SOURCE INFORMATION:
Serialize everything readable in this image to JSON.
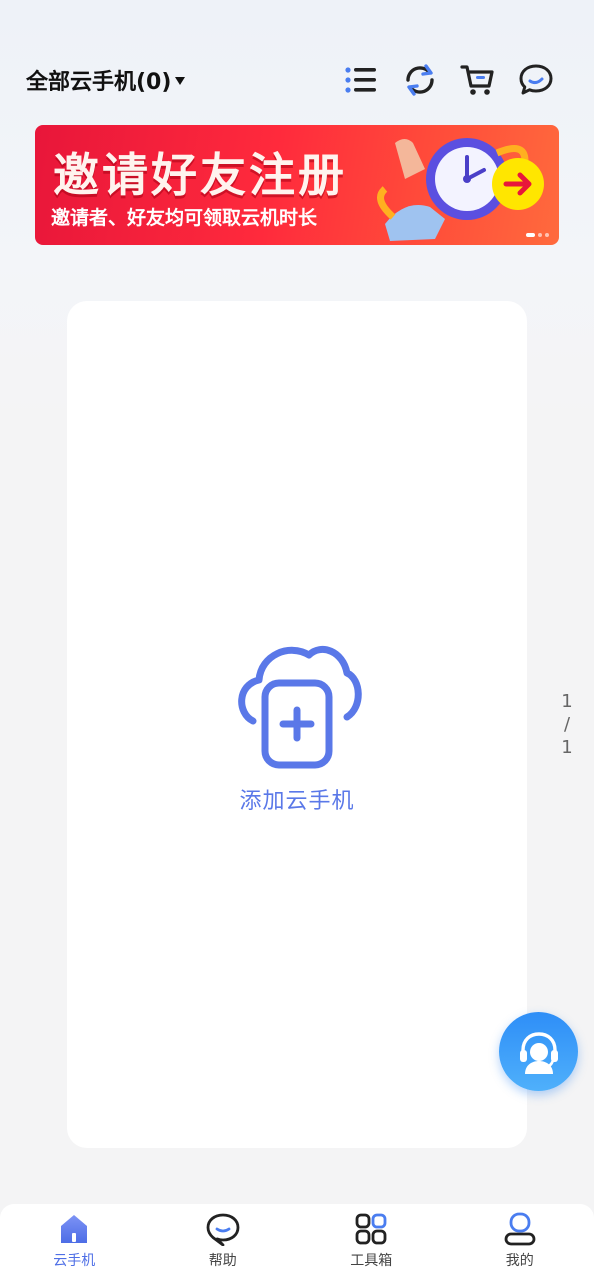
{
  "header": {
    "title": "全部云手机(0)"
  },
  "banner": {
    "title": "邀请好友注册",
    "subtitle": "邀请者、好友均可领取云机时长",
    "slides": 3,
    "active_slide": 1
  },
  "main": {
    "add_label": "添加云手机"
  },
  "pager": {
    "current": "1",
    "separator": "/",
    "total": "1"
  },
  "tabs": [
    {
      "label": "云手机",
      "active": true
    },
    {
      "label": "帮助",
      "active": false
    },
    {
      "label": "工具箱",
      "active": false
    },
    {
      "label": "我的",
      "active": false
    }
  ],
  "colors": {
    "accent": "#5a78e8",
    "banner_red": "#ff2a3c",
    "support_blue": "#2e8ef7"
  },
  "icons": [
    "list-icon",
    "refresh-icon",
    "cart-icon",
    "message-icon",
    "cloud-add-icon",
    "customer-service-icon",
    "home-icon",
    "help-icon",
    "toolbox-icon",
    "profile-icon"
  ]
}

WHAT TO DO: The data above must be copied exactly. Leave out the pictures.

ANSWER TO THIS EXERCISE:
Serialize everything readable in this image to JSON.
{
  "header": {
    "title": "全部云手机(0)"
  },
  "banner": {
    "title": "邀请好友注册",
    "subtitle": "邀请者、好友均可领取云机时长",
    "slides": 3,
    "active_slide": 1
  },
  "main": {
    "add_label": "添加云手机"
  },
  "pager": {
    "current": "1",
    "separator": "/",
    "total": "1"
  },
  "tabs": [
    {
      "label": "云手机",
      "active": true
    },
    {
      "label": "帮助",
      "active": false
    },
    {
      "label": "工具箱",
      "active": false
    },
    {
      "label": "我的",
      "active": false
    }
  ],
  "colors": {
    "accent": "#5a78e8",
    "banner_red": "#ff2a3c",
    "support_blue": "#2e8ef7"
  },
  "icons": [
    "list-icon",
    "refresh-icon",
    "cart-icon",
    "message-icon",
    "cloud-add-icon",
    "customer-service-icon",
    "home-icon",
    "help-icon",
    "toolbox-icon",
    "profile-icon"
  ]
}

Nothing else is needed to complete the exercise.